“This offering represents a unique opportunity to invest in a 100% leased property with a stable retail income stream and future development potential located in one of Seattle’s hottest and growing neighborhoods,” the pitch from the Jones Lang LaSalle real estate firm concludes.

If and when it is redeveloped, the building is eligible for Pike/Pine’s preservation incentives which provide potentially lucrative extra height and bulk bonuses for saving building facades of character structures.

Development opportunity aside, current owner Capitol Hill developer Hunters Capital says the building’s existing tenants are one of its greatest assets.

“We have thought long and hard about selling one of our buildings,” Hunters chief operating officer Jill Cronauer tells CHS. “We add value to properties and feel we have maximized the improvements in the Ford Building through restoration and implementing long term leases with strong retail tenants. It’s a strong sellers’ market and we would like to take the capital and reinvest in another property where there is room to add value.” Continue reading

Shopping center developer’s big deal for 23rd and Union is off the table

screen-shot-2017-01-03-at-3-59-53-pmThe development plans for 23rd and Union’s Midtown Center are on hold. The Puget Sound Business Journal reported Wednesday that a member of the family that has owned the property for more than 75 years said the planned development’s financial driver Regency Centers had “fallen out of contract” — biz talk for saying the $20+ million deal likely lined up for the property has blown up.

Representatives for the Bangasser family have not responded to our inquiries about the report but a representative for the project from Lennar Multifamily Communities and Regency tells CHS the buyers are no longer under contract for the the 2.4-acre property at 23rd and Union. Continue reading

12th Ave auto shop will make way for apartment and restaurant development

Servicing BMWs, Volvos, and Jaguars on Capitol Hill was good business for the last 46 years or so. Selling the property home to your 12th Ave auto service garage to make way for development of a five-story, 61-unit, mixed-use apartment building planned to feature “sun screens,” a streetfront restaurant, and “a generously planted” courtyard? Probably even better business.

The longtime 12th and E Olive St. fixture Car Tender will be moving out in the next year or so but the design review process for the new building that will replace it begins this week.

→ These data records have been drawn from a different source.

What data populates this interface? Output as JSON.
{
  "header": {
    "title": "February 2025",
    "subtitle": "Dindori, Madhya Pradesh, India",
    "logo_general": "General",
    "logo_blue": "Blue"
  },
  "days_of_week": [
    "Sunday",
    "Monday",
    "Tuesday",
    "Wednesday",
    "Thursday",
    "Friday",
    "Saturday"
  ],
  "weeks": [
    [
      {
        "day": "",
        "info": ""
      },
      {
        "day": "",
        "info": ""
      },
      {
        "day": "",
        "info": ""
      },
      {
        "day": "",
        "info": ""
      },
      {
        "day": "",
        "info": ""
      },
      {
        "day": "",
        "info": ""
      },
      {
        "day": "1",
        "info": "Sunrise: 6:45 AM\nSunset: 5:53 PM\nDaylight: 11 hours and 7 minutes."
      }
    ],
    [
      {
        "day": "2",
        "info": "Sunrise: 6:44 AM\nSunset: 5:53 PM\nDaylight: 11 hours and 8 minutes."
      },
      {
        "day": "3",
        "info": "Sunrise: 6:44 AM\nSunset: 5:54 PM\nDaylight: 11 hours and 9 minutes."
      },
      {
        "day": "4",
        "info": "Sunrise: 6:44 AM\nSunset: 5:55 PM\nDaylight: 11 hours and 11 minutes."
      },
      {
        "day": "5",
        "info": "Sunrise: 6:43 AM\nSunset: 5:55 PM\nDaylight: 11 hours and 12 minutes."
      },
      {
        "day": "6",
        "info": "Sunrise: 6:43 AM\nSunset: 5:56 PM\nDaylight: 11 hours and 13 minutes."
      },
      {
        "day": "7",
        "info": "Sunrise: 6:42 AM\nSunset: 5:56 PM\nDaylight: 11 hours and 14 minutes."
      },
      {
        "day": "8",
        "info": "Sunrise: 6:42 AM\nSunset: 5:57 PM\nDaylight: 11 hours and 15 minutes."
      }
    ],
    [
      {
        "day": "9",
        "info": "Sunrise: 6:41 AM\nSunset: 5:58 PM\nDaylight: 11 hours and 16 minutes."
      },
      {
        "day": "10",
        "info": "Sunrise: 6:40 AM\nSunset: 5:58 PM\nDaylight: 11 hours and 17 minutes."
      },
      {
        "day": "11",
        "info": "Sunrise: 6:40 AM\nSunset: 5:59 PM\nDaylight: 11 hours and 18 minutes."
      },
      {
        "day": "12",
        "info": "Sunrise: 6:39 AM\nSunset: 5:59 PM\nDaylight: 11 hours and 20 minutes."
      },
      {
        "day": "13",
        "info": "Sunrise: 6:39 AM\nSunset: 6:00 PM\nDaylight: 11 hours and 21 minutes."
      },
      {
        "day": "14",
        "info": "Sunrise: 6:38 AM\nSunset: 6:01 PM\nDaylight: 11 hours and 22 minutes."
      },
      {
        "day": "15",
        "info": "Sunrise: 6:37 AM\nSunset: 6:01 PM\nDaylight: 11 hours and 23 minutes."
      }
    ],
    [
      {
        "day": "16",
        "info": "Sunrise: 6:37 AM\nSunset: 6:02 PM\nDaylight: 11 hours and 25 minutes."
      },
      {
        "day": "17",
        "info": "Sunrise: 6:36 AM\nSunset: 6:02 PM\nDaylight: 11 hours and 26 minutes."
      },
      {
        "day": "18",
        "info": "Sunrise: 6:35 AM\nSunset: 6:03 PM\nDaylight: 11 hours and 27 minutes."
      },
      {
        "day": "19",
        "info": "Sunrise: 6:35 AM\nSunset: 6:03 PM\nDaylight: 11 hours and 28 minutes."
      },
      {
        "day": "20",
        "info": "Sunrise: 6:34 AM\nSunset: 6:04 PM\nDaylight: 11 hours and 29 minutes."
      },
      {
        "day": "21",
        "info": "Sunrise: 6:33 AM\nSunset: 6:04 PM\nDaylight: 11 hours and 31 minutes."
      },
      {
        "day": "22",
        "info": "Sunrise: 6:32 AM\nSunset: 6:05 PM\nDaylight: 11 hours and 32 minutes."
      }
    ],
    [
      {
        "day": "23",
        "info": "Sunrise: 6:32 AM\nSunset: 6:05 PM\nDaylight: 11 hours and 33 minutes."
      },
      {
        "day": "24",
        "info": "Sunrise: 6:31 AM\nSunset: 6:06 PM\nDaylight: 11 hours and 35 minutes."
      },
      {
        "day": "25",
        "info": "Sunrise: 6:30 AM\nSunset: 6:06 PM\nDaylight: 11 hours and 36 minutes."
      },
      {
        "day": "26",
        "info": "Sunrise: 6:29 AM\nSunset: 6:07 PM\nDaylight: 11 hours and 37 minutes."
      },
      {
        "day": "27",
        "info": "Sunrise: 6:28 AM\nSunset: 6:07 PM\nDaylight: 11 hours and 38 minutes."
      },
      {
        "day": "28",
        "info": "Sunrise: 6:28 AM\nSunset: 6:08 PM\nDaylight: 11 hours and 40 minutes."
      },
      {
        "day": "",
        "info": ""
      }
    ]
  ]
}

On Wednesday, the East Design Review Board will hear about a proposed mixed-use five-story 61-unit apartment planned for the corner of 12th Ave and E Olive St where auto shop Car Tender currently sits.

Design review: 1208 E Olive St

Car Tender owners Russell Kimble and John McDermott declined to comment on the sale and the development. The company claims a pedigree reaching back to the early 1970s. The version of the company owned by Kimble and McDermott was registered with the state in 1999. According to Car Tender’s website, the company has been servicing European cars including BMW, Volkswagen, Volvo, Mercedes-Benz, Jaguar, Land Rover, and others, in the city since 1971. Through various platforms, online reviewers have given the business an average of about four stars for its service. Its candy dish game is also apparently on point. Continue reading

One of Broadway’s last ‘key development opportunities,’ Bonney-Watson funeral home hits market

A Capitol Hill Station-inspired building boom seems likely to put the last best under-developed blocks of Broadway into motion. The Bonney-Watson funeral home and its big, empty parking lot are destined to join.

The company — Seattle’s oldest continuously operating business — announced Wednesday that it is putting its 14,000-square-foot Broadway property and the 20,000-square-foot parking lot just across Howell up for sale without a set price tag. The three parcels involved show a combined taxable value of around $7.8 million, according to King County records.

The Puget Sound Business Journal broke the news on the listing Wednesday but the story has been in motion for years. A 2013 report compiled by Kidder Mathews identified the property as one of the “key development opportunities” remaining on Broadway: Continue reading